Description of the task -
Print the records exactly as written, and let no picture into the answer.

(App and web page records)
*** Begin section ***
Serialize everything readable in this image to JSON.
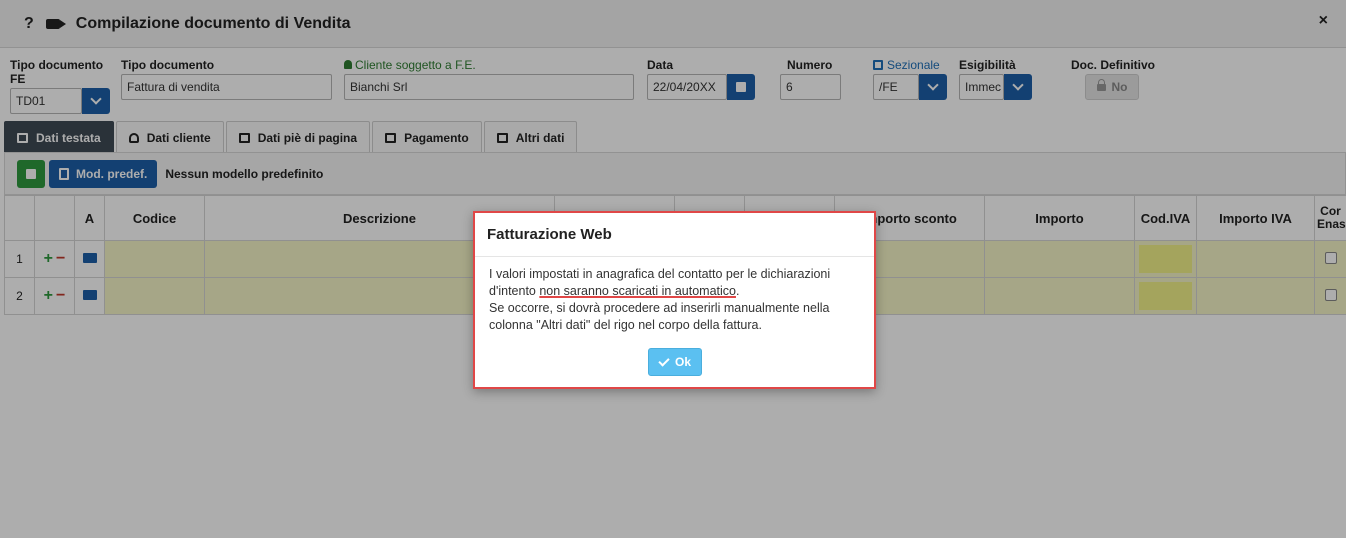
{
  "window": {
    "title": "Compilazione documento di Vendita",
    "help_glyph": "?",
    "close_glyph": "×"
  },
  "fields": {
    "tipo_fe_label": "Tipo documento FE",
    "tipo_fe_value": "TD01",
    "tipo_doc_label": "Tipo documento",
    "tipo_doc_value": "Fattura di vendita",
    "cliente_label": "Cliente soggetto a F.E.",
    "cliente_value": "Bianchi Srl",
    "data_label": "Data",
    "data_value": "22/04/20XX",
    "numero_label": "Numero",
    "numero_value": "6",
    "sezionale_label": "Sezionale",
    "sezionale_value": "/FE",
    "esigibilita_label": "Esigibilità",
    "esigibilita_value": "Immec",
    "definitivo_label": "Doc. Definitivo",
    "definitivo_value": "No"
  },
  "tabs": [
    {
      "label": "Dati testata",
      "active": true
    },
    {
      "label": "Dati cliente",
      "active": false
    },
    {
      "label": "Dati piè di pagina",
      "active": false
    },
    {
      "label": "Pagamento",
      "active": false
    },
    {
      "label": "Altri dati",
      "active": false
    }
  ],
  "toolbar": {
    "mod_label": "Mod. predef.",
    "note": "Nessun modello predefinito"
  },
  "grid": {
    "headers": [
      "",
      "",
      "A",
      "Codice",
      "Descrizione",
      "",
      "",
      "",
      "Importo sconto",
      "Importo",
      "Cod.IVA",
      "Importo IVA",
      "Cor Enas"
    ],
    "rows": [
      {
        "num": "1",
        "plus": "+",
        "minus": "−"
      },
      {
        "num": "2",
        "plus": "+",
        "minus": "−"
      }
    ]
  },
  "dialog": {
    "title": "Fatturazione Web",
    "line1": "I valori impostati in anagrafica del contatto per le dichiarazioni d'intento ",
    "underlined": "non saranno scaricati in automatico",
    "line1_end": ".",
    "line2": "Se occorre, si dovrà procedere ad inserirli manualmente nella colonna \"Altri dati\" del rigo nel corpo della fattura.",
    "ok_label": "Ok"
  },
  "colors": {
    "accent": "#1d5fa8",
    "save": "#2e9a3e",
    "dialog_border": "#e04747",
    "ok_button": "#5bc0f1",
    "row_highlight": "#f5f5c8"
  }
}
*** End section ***
Solution below -
Serialize everything readable in this image to JSON.
{
  "window": {
    "title": "Compilazione documento di Vendita",
    "help_glyph": "?",
    "close_glyph": "×"
  },
  "fields": {
    "tipo_fe_label": "Tipo documento FE",
    "tipo_fe_value": "TD01",
    "tipo_doc_label": "Tipo documento",
    "tipo_doc_value": "Fattura di vendita",
    "cliente_label": "Cliente soggetto a F.E.",
    "cliente_value": "Bianchi Srl",
    "data_label": "Data",
    "data_value": "22/04/20XX",
    "numero_label": "Numero",
    "numero_value": "6",
    "sezionale_label": "Sezionale",
    "sezionale_value": "/FE",
    "esigibilita_label": "Esigibilità",
    "esigibilita_value": "Immec",
    "definitivo_label": "Doc. Definitivo",
    "definitivo_value": "No"
  },
  "tabs": [
    {
      "label": "Dati testata",
      "active": true
    },
    {
      "label": "Dati cliente",
      "active": false
    },
    {
      "label": "Dati piè di pagina",
      "active": false
    },
    {
      "label": "Pagamento",
      "active": false
    },
    {
      "label": "Altri dati",
      "active": false
    }
  ],
  "toolbar": {
    "mod_label": "Mod. predef.",
    "note": "Nessun modello predefinito"
  },
  "grid": {
    "headers": [
      "",
      "",
      "A",
      "Codice",
      "Descrizione",
      "",
      "",
      "",
      "Importo sconto",
      "Importo",
      "Cod.IVA",
      "Importo IVA",
      "Cor Enas"
    ],
    "rows": [
      {
        "num": "1",
        "plus": "+",
        "minus": "−"
      },
      {
        "num": "2",
        "plus": "+",
        "minus": "−"
      }
    ]
  },
  "dialog": {
    "title": "Fatturazione Web",
    "line1": "I valori impostati in anagrafica del contatto per le dichiarazioni d'intento ",
    "underlined": "non saranno scaricati in automatico",
    "line1_end": ".",
    "line2": "Se occorre, si dovrà procedere ad inserirli manualmente nella colonna \"Altri dati\" del rigo nel corpo della fattura.",
    "ok_label": "Ok"
  },
  "colors": {
    "accent": "#1d5fa8",
    "save": "#2e9a3e",
    "dialog_border": "#e04747",
    "ok_button": "#5bc0f1",
    "row_highlight": "#f5f5c8"
  }
}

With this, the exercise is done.